Dja Dja Wurrung leaders have been advocating for more than a decade to change the name of Jim Crow Creek, which runs between Hepburn and Newstead.
As of Thursday the waterway will be known by its traditional Aboriginal name, Larni Barramal Yaluk, which means “home of the emu creek”.
Geographic Names Victoria made the change official in the Victoria Government Gazette on Thursday.
Hepburn Shire Mayor Brian Hood said the decision was welcome.
“The term ‘Jim Crow’ has its origins in racial segregation and anti-black racism and is therefore unacceptable,” he said.
“Larni Barramal Yaluk … reconnects the landscape with Dja Dja Wurrung culture and language.”
White settler Captain John Hepburn named the creek in the 1830s, when “Jim Crow” was a derogatory term used for black slaves and racial segregation.
Hepburn Shire Council and Mount Alexander Shire Council both resolved to request Geographic Names Victoria rename the creek at council meetings in April 2022.
That decision came after consultation with community and stakeholders including local Aboriginal elders in 2021.
The Dja Dja Wurrung Group says the calling the creek Larni Barramul Yaluk is a way of “speaking to country in the most beautiful way”
The creek was named in the 1830s by Captain John Hepburn
Thirty objections to the change were lodged and 146 submissions were made in favour
Opponents to the name change were vastly outnumbered by those in favour.

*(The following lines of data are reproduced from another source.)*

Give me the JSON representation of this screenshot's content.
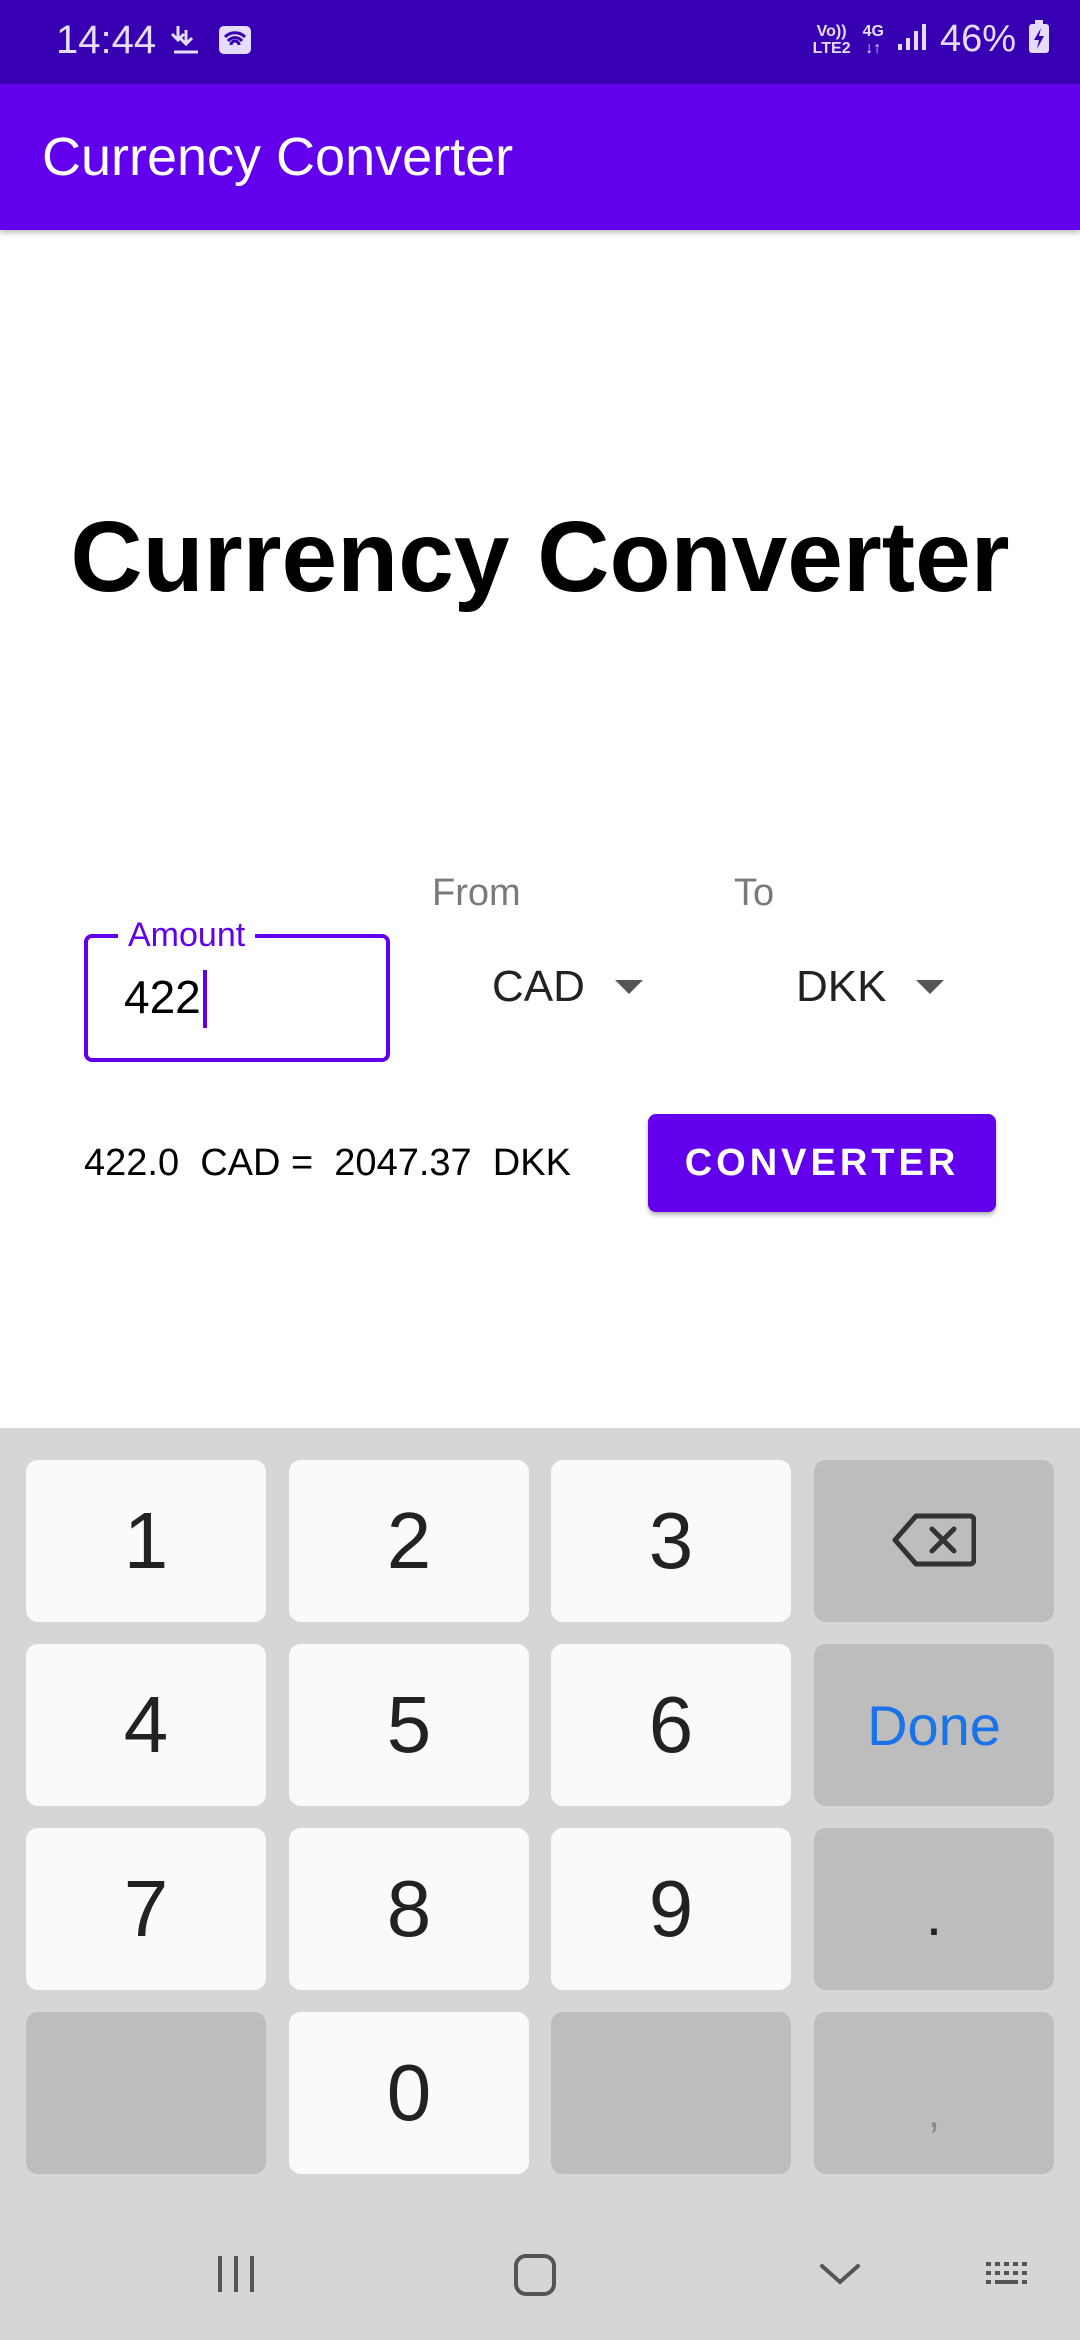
{
  "status_bar": {
    "time": "14:44",
    "network_top": "Vo))",
    "network_bottom": "LTE2",
    "network_4g": "4G",
    "battery": "46%"
  },
  "app_bar": {
    "title": "Currency Converter"
  },
  "main": {
    "heading": "Currency Converter",
    "amount_label": "Amount",
    "amount_value": "422",
    "from_label": "From",
    "to_label": "To",
    "from_currency": "CAD",
    "to_currency": "DKK",
    "result": "422.0  CAD =  2047.37  DKK",
    "convert_label": "CONVERTER"
  },
  "keyboard": {
    "keys": [
      "1",
      "2",
      "3",
      "4",
      "5",
      "6",
      "7",
      "8",
      "9",
      "0"
    ],
    "done_label": "Done",
    "dot": ".",
    "comma": ","
  },
  "colors": {
    "primary": "#6200ee",
    "primary_dark": "#3700b3",
    "done_blue": "#1a73e8"
  }
}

Supplied: Hepburn Shire Council
‘Speaking to country’
Hepburn Shire’s public consultation ended with 146 submissions in support of the name change and 30 objections.
Opponents said Jim Crow was not a racist name (although this claim was discredited by council), that the new name was too hard to pronounce and that changing the name was “divisive”.
Appeals against the name change were lodged with Geographic Names Victoria and were assessed during the renaming process.
Mount Alexander Shire Mayor Rosie Annear said the new name was inclusive and reinstated Dja Dja Wurrung language into the landscape.
Dja Dja Wurrung Group chief executive Rodney Carter said the creek had finally been liberated.
“The creek has an identity and a spirit,” he said.
“We are at last affording it the respect it deserves by giving back its name — to now say its name is speaking to country in the most beautiful way.”
Mr Carter said it was a culturally significant day for the region.
“I think there is the pride in the achievement, but it also makes people feel more well about themselves, our history, what our ancestors did at country and giving language back to country,” he said.
“It’s an amazing feeling.”
Cr Hood said council staff would soon begin work to install new signs at the creek.
“This is a complementary step to what council does with its body of work on ongoing reconciliation and recognition,” he said.
Cr Hood said the history of the creek’s name would remain in official records.